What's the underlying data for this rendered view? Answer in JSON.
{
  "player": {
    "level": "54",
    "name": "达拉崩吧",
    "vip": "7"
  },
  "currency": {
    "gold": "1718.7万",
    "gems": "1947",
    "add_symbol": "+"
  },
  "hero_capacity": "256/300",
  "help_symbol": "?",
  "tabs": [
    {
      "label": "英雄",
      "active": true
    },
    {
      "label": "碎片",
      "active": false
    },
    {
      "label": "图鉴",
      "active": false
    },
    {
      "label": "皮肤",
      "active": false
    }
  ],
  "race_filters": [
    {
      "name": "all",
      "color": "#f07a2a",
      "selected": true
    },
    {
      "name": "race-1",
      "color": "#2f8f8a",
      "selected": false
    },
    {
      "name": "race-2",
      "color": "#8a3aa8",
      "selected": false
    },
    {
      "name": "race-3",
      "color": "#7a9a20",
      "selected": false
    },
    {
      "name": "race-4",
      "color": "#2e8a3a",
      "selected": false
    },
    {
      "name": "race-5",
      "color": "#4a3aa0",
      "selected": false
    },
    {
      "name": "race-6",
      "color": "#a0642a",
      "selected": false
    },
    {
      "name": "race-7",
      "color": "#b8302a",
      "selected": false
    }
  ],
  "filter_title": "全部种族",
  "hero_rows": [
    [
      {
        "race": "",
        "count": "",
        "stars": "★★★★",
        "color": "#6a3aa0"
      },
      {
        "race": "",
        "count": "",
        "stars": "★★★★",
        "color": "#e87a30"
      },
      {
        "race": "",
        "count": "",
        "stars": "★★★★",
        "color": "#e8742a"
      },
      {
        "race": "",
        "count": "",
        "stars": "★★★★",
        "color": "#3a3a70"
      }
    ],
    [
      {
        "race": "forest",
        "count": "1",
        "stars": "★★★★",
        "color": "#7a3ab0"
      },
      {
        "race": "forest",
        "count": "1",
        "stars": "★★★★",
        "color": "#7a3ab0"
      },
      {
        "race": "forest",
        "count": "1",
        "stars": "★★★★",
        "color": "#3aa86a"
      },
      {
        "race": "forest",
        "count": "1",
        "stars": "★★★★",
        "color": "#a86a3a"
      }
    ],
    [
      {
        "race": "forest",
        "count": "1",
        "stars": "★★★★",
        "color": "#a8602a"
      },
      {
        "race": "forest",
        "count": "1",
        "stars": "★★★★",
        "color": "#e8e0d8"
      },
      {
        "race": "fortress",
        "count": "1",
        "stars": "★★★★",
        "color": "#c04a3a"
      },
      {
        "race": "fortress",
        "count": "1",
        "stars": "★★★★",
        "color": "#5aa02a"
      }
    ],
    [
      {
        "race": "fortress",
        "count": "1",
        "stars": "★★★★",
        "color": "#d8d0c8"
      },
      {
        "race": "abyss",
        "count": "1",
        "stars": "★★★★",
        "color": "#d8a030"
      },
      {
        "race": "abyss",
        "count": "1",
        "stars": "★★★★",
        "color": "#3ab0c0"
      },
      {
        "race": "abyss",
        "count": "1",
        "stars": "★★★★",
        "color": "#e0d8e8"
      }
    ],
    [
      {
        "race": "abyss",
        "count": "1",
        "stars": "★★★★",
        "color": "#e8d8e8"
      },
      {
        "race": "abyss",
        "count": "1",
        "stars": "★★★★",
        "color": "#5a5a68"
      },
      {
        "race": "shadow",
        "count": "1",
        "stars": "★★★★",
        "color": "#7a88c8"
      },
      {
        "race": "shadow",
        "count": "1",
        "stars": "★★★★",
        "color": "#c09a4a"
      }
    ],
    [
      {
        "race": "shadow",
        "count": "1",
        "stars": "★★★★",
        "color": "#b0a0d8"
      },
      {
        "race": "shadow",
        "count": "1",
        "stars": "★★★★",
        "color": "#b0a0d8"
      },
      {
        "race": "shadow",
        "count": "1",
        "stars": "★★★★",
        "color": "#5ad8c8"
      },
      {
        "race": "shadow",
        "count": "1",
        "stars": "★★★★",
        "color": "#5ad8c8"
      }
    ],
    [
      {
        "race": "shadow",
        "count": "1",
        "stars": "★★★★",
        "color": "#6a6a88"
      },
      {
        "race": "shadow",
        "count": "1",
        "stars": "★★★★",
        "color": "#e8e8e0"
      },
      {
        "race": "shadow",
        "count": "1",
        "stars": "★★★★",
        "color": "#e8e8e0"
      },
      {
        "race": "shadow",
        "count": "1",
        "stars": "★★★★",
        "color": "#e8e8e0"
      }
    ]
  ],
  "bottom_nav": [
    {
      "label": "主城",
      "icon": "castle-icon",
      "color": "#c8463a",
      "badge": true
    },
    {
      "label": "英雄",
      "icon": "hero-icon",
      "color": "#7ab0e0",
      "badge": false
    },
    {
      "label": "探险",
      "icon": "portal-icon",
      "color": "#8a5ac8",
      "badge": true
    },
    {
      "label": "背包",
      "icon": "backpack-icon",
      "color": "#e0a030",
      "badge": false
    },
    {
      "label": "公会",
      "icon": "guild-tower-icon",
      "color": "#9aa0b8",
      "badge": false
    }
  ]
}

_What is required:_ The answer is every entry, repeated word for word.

_Reply:_
What's the underlying data for this rendered view? Answer in JSON.
{
  "player": {
    "level": "54",
    "name": "达拉崩吧",
    "vip": "7"
  },
  "currency": {
    "gold": "1718.7万",
    "gems": "1947",
    "add_symbol": "+"
  },
  "hero_capacity": "256/300",
  "help_symbol": "?",
  "tabs": [
    {
      "label": "英雄",
      "active": true
    },
    {
      "label": "碎片",
      "active": false
    },
    {
      "label": "图鉴",
      "active": false
    },
    {
      "label": "皮肤",
      "active": false
    }
  ],
  "race_filters": [
    {
      "name": "all",
      "color": "#f07a2a",
      "selected": true
    },
    {
      "name": "race-1",
      "color": "#2f8f8a",
      "selected": false
    },
    {
      "name": "race-2",
      "color": "#8a3aa8",
      "selected": false
    },
    {
      "name": "race-3",
      "color": "#7a9a20",
      "selected": false
    },
    {
      "name": "race-4",
      "color": "#2e8a3a",
      "selected": false
    },
    {
      "name": "race-5",
      "color": "#4a3aa0",
      "selected": false
    },
    {
      "name": "race-6",
      "color": "#a0642a",
      "selected": false
    },
    {
      "name": "race-7",
      "color": "#b8302a",
      "selected": false
    }
  ],
  "filter_title": "全部种族",
  "hero_rows": [
    [
      {
        "race": "",
        "count": "",
        "stars": "★★★★",
        "color": "#6a3aa0"
      },
      {
        "race": "",
        "count": "",
        "stars": "★★★★",
        "color": "#e87a30"
      },
      {
        "race": "",
        "count": "",
        "stars": "★★★★",
        "color": "#e8742a"
      },
      {
        "race": "",
        "count": "",
        "stars": "★★★★",
        "color": "#3a3a70"
      }
    ],
    [
      {
        "race": "forest",
        "count": "1",
        "stars": "★★★★",
        "color": "#7a3ab0"
      },
      {
        "race": "forest",
        "count": "1",
        "stars": "★★★★",
        "color": "#7a3ab0"
      },
      {
        "race": "forest",
        "count": "1",
        "stars": "★★★★",
        "color": "#3aa86a"
      },
      {
        "race": "forest",
        "count": "1",
        "stars": "★★★★",
        "color": "#a86a3a"
      }
    ],
    [
      {
        "race": "forest",
        "count": "1",
        "stars": "★★★★",
        "color": "#a8602a"
      },
      {
        "race": "forest",
        "count": "1",
        "stars": "★★★★",
        "color": "#e8e0d8"
      },
      {
        "race": "fortress",
        "count": "1",
        "stars": "★★★★",
        "color": "#c04a3a"
      },
      {
        "race": "fortress",
        "count": "1",
        "stars": "★★★★",
        "color": "#5aa02a"
      }
    ],
    [
      {
        "race": "fortress",
        "count": "1",
        "stars": "★★★★",
        "color": "#d8d0c8"
      },
      {
        "race": "abyss",
        "count": "1",
        "stars": "★★★★",
        "color": "#d8a030"
      },
      {
        "race": "abyss",
        "count": "1",
        "stars": "★★★★",
        "color": "#3ab0c0"
      },
      {
        "race": "abyss",
        "count": "1",
        "stars": "★★★★",
        "color": "#e0d8e8"
      }
    ],
    [
      {
        "race": "abyss",
        "count": "1",
        "stars": "★★★★",
        "color": "#e8d8e8"
      },
      {
        "race": "abyss",
        "count": "1",
        "stars": "★★★★",
        "color": "#5a5a68"
      },
      {
        "race": "shadow",
        "count": "1",
        "stars": "★★★★",
        "color": "#7a88c8"
      },
      {
        "race": "shadow",
        "count": "1",
        "stars": "★★★★",
        "color": "#c09a4a"
      }
    ],
    [
      {
        "race": "shadow",
        "count": "1",
        "stars": "★★★★",
        "color": "#b0a0d8"
      },
      {
        "race": "shadow",
        "count": "1",
        "stars": "★★★★",
        "color": "#b0a0d8"
      },
      {
        "race": "shadow",
        "count": "1",
        "stars": "★★★★",
        "color": "#5ad8c8"
      },
      {
        "race": "shadow",
        "count": "1",
        "stars": "★★★★",
        "color": "#5ad8c8"
      }
    ],
    [
      {
        "race": "shadow",
        "count": "1",
        "stars": "★★★★",
        "color": "#6a6a88"
      },
      {
        "race": "shadow",
        "count": "1",
        "stars": "★★★★",
        "color": "#e8e8e0"
      },
      {
        "race": "shadow",
        "count": "1",
        "stars": "★★★★",
        "color": "#e8e8e0"
      },
      {
        "race": "shadow",
        "count": "1",
        "stars": "★★★★",
        "color": "#e8e8e0"
      }
    ]
  ],
  "bottom_nav": [
    {
      "label": "主城",
      "icon": "castle-icon",
      "color": "#c8463a",
      "badge": true
    },
    {
      "label": "英雄",
      "icon": "hero-icon",
      "color": "#7ab0e0",
      "badge": false
    },
    {
      "label": "探险",
      "icon": "portal-icon",
      "color": "#8a5ac8",
      "badge": true
    },
    {
      "label": "背包",
      "icon": "backpack-icon",
      "color": "#e0a030",
      "badge": false
    },
    {
      "label": "公会",
      "icon": "guild-tower-icon",
      "color": "#9aa0b8",
      "badge": false
    }
  ]
}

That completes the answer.